Input for this task
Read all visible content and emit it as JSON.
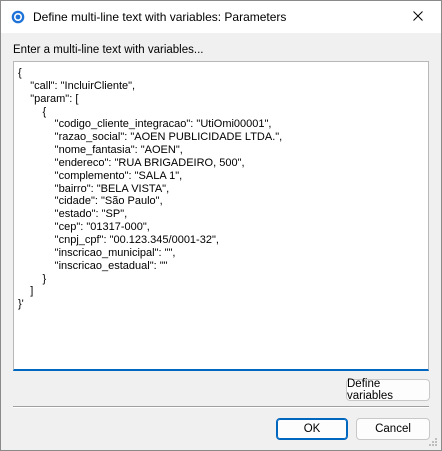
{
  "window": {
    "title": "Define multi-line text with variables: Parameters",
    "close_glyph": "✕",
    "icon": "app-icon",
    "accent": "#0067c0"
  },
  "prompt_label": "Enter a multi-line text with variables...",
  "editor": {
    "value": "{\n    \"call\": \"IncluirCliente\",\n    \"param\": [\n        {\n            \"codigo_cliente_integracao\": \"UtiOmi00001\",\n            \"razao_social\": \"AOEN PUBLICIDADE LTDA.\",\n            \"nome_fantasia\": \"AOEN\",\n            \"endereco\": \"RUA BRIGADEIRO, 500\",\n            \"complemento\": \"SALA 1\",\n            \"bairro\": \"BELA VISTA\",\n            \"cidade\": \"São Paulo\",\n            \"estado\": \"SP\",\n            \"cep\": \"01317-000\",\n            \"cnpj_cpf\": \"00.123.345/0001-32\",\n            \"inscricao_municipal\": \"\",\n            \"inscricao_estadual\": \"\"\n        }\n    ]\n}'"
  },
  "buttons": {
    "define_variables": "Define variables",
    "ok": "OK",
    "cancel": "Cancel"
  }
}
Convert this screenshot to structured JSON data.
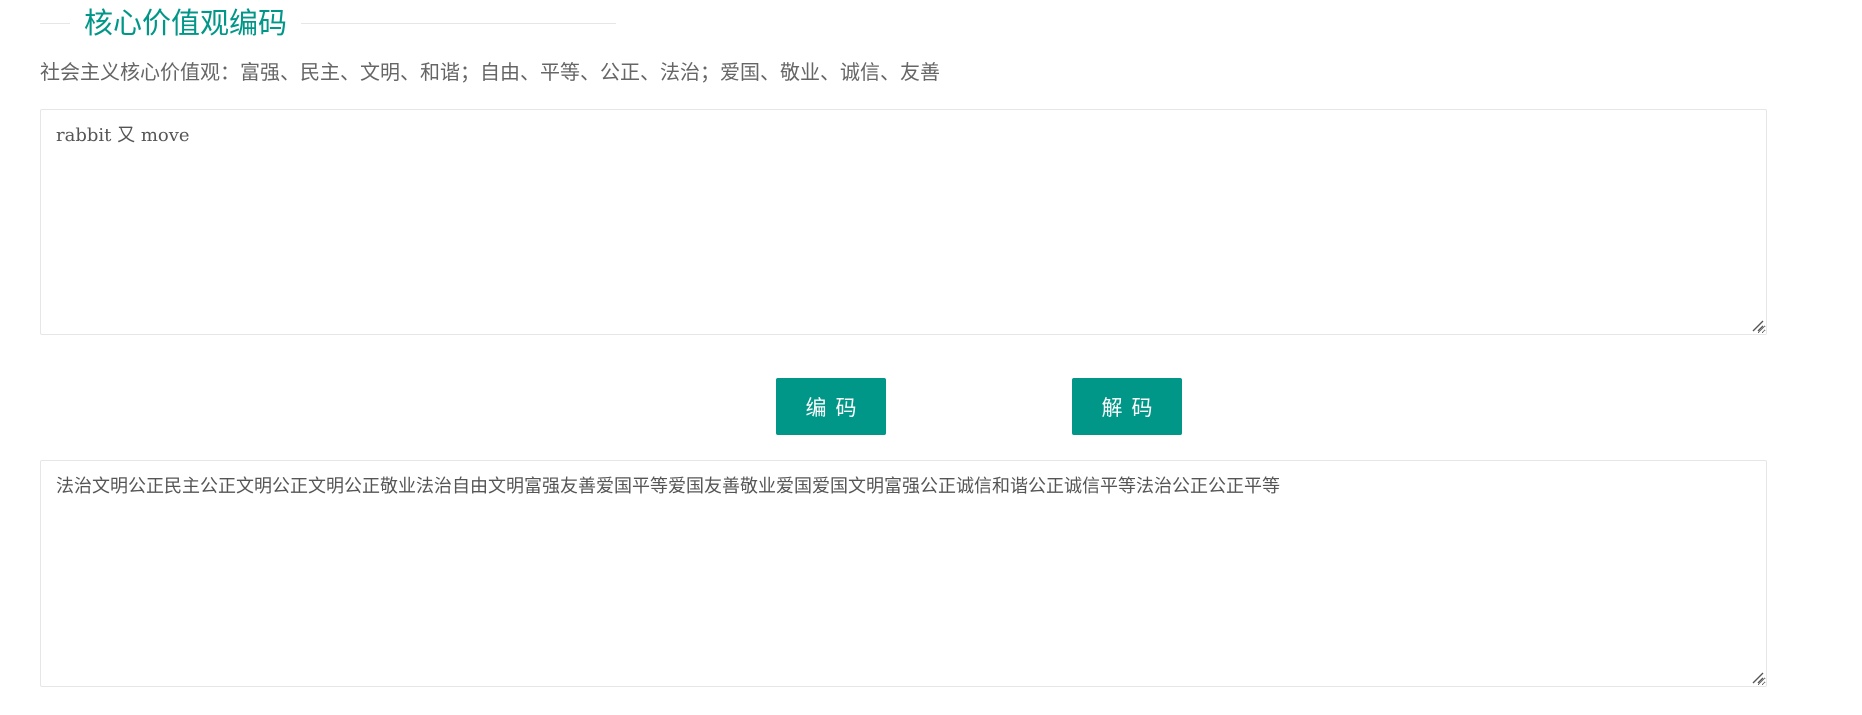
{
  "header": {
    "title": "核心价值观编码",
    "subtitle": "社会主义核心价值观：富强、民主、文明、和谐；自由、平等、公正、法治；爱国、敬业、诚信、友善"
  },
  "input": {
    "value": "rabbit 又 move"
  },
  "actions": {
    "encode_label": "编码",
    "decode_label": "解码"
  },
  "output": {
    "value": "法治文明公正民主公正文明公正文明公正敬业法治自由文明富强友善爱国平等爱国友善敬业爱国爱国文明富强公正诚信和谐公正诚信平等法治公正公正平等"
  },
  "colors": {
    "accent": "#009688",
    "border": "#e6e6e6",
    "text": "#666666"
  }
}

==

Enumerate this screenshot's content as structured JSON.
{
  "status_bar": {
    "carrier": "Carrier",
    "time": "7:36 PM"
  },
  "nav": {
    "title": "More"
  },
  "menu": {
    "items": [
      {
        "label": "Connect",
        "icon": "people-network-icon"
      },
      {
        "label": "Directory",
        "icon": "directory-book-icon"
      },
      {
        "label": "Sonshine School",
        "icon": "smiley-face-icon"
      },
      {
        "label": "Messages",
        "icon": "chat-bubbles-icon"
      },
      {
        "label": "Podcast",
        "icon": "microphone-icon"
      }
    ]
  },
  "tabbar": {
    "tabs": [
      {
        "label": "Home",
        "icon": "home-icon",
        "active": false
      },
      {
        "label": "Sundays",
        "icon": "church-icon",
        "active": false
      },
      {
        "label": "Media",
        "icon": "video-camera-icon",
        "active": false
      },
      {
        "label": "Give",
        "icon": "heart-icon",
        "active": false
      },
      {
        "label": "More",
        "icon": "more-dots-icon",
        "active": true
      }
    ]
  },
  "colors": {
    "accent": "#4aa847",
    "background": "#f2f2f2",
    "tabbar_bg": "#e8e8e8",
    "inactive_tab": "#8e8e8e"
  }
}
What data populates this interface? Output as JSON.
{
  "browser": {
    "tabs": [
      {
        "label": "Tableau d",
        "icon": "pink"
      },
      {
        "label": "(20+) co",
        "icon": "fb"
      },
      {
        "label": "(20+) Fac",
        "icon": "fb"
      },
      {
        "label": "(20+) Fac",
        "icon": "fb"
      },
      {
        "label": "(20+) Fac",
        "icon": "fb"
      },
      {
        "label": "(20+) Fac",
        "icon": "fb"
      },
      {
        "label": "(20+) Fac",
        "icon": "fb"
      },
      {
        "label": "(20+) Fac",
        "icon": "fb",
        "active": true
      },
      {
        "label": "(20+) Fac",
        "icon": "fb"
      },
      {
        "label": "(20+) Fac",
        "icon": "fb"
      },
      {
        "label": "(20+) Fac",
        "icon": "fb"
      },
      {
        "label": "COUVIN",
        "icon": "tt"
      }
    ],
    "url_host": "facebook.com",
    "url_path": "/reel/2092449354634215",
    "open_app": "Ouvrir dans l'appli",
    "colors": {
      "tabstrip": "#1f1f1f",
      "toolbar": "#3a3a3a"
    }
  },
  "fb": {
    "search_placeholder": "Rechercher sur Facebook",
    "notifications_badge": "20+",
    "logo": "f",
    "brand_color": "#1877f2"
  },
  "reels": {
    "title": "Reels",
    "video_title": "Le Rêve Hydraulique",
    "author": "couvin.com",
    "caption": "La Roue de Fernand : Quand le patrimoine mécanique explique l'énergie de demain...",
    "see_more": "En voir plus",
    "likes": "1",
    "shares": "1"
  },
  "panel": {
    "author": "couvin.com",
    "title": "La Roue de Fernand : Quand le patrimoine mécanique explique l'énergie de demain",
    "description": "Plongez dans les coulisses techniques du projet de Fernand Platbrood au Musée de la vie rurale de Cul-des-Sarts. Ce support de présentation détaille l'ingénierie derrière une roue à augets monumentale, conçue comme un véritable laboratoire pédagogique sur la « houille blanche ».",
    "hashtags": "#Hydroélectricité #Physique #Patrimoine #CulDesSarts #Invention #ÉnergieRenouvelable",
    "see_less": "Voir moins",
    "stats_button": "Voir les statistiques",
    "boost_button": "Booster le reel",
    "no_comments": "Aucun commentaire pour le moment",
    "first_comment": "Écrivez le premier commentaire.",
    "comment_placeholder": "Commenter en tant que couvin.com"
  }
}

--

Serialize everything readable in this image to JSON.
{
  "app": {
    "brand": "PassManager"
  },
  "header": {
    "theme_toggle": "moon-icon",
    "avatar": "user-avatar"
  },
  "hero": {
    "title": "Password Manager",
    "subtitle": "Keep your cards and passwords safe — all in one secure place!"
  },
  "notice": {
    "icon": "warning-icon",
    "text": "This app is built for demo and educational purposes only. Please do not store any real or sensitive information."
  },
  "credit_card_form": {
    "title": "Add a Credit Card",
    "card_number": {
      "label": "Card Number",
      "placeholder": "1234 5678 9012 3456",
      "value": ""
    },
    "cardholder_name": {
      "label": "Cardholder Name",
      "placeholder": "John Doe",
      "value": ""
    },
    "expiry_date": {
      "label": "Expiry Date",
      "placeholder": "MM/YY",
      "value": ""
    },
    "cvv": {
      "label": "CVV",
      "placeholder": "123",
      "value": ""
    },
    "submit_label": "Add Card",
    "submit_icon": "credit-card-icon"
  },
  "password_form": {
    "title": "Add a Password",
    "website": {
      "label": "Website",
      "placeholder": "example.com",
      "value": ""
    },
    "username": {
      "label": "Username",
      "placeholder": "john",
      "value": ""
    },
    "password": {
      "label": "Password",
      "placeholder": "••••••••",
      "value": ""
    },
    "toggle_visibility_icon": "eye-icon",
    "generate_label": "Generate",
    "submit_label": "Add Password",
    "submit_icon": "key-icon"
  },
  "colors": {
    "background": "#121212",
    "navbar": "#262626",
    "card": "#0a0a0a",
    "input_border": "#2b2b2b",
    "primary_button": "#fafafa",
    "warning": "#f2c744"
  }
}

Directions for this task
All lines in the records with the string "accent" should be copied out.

Solution for this task
    "accent": "#0067c0"
    "accent": "#009688",
    "accent": "#4aa847",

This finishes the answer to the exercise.